* _About this task_
Search the entries for lines that contain the word "true", and report each one found.
*** Dataset excerpts ***
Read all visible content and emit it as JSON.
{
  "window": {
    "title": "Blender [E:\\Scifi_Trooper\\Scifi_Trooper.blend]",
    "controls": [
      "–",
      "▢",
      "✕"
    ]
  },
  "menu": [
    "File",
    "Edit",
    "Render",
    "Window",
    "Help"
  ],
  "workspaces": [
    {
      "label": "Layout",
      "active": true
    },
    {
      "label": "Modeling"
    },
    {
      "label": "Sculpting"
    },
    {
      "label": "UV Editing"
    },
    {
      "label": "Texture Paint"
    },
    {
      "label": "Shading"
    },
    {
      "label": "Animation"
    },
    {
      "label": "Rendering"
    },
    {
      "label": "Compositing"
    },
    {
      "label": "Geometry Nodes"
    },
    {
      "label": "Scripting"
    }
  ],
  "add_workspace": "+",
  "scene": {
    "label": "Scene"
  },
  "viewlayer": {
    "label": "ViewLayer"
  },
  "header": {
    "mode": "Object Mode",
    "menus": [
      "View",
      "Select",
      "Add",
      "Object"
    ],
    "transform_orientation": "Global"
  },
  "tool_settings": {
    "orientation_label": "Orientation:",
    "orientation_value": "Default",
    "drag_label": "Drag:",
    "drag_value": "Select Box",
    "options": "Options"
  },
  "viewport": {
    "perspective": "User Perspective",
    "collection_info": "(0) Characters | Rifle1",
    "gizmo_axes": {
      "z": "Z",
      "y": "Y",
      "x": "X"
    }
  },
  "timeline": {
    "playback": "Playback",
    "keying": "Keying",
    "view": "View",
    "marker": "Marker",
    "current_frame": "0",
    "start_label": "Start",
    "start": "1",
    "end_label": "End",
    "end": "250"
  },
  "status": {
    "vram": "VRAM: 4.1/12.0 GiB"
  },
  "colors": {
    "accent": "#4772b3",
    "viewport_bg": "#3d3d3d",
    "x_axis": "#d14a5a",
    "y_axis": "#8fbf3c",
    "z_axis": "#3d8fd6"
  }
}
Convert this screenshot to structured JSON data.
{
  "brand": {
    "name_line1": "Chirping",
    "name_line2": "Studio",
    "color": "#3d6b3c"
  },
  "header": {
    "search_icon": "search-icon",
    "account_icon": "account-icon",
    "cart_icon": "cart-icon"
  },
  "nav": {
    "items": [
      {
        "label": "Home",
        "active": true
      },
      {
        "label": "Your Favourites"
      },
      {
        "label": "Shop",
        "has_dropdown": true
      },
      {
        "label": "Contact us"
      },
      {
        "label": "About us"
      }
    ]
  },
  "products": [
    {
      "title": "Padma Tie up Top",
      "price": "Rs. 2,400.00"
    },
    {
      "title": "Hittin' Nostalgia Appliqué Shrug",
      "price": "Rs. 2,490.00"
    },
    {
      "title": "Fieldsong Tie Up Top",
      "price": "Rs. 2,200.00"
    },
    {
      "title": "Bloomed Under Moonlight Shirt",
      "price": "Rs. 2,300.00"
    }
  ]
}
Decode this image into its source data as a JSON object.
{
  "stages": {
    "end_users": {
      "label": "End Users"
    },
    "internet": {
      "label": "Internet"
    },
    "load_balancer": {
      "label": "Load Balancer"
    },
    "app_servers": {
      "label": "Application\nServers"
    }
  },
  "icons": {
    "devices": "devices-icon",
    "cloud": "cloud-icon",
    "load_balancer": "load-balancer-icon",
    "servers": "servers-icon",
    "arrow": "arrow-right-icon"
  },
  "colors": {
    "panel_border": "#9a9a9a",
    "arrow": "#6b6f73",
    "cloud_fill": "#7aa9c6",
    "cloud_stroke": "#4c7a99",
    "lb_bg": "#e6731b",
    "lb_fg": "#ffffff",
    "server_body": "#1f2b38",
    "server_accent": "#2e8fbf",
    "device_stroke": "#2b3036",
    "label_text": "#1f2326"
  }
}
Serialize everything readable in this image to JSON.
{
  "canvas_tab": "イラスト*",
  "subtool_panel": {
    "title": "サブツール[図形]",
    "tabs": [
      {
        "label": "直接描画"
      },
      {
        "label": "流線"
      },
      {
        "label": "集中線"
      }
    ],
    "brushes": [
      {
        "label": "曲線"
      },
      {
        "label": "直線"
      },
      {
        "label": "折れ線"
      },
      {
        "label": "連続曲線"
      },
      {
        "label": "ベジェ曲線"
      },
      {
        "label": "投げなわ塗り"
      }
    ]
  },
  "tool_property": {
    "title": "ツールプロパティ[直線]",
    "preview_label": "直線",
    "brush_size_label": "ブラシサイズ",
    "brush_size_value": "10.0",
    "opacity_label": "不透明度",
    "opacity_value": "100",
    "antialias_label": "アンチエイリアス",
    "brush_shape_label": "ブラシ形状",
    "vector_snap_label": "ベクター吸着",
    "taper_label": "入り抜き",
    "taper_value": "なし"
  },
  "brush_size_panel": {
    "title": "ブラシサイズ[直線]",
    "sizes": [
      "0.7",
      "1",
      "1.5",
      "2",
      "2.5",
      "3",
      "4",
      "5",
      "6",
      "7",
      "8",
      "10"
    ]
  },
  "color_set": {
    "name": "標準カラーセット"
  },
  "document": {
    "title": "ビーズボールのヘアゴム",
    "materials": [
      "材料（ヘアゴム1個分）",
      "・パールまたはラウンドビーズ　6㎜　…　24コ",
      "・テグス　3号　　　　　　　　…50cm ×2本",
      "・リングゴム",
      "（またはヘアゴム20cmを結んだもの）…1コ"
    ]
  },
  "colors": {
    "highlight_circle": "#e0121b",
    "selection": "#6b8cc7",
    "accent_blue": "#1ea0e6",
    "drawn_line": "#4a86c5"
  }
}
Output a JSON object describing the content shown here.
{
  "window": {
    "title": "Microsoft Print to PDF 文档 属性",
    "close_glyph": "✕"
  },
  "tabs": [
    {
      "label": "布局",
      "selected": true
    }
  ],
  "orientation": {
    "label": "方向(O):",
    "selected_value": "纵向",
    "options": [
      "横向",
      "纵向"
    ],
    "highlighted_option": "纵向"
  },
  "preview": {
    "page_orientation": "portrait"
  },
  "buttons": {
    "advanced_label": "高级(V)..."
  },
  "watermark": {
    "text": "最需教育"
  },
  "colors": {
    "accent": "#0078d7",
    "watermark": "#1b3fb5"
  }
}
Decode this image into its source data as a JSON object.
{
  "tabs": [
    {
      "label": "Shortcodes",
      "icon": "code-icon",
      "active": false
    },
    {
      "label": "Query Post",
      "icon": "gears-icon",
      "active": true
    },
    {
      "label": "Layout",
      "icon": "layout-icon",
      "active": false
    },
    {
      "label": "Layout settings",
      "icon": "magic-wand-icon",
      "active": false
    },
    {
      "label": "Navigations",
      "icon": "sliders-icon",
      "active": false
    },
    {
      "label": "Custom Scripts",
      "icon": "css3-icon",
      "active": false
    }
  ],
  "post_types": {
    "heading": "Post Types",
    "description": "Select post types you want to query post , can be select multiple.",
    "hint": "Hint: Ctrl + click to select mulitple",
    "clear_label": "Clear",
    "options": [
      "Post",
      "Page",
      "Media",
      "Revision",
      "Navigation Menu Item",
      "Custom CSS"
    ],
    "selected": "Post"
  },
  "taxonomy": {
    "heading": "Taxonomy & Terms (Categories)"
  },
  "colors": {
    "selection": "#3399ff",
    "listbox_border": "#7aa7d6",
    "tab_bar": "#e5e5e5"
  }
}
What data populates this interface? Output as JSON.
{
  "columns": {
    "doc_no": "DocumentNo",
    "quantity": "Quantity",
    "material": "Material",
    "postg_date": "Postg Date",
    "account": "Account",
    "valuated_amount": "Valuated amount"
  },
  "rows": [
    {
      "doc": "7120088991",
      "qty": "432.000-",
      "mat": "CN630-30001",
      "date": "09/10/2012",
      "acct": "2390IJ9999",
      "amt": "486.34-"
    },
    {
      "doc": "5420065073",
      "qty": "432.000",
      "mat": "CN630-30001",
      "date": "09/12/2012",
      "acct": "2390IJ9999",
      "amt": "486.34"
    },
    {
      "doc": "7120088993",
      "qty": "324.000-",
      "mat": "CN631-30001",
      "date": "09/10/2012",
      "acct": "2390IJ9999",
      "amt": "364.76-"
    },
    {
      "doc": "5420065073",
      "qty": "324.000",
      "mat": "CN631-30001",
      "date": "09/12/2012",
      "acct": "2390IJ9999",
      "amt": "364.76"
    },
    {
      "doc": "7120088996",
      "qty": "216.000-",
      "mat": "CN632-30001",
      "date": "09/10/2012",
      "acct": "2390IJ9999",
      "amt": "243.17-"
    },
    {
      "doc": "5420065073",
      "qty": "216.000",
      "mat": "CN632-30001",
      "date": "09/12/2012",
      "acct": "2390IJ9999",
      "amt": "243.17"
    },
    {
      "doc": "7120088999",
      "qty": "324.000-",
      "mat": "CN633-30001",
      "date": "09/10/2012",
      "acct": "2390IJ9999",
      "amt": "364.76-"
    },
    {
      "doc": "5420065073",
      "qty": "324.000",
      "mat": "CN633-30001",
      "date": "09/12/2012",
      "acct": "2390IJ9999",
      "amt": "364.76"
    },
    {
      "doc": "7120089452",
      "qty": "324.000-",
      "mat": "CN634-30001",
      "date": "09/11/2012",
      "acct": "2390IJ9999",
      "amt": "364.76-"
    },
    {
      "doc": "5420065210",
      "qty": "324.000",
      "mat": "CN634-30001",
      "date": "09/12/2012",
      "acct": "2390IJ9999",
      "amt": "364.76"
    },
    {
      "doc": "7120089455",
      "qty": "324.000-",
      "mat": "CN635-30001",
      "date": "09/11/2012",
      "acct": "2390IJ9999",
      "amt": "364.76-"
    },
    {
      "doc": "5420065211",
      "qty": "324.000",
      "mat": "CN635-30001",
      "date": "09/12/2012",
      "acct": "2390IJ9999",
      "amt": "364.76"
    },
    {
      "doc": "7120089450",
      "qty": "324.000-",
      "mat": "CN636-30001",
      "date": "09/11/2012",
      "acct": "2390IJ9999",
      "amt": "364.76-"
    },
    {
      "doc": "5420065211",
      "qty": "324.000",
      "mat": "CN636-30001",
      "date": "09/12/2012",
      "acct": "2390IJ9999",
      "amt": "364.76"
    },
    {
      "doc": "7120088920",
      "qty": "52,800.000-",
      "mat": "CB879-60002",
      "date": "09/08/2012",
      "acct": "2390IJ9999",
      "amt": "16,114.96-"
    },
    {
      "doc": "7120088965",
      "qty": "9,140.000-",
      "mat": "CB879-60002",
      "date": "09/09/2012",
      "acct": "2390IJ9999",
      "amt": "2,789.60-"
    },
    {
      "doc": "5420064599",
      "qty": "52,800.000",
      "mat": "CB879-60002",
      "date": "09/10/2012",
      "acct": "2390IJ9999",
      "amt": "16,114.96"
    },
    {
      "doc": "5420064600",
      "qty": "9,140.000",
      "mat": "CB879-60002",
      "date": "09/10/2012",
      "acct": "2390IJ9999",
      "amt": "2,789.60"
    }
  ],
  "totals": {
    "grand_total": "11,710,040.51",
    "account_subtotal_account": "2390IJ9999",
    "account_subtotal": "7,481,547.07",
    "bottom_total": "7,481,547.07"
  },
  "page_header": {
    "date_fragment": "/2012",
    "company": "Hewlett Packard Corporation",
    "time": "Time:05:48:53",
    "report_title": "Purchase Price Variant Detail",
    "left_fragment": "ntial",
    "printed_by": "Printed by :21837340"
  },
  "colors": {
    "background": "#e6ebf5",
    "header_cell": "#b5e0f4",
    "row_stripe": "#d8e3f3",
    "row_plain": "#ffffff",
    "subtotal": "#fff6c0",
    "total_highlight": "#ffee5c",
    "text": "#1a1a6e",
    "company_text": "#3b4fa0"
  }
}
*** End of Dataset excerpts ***
* _Exercise response_
      "active": true
        "active": true
        "has_dropdown": true
      "selected": true
      "active": true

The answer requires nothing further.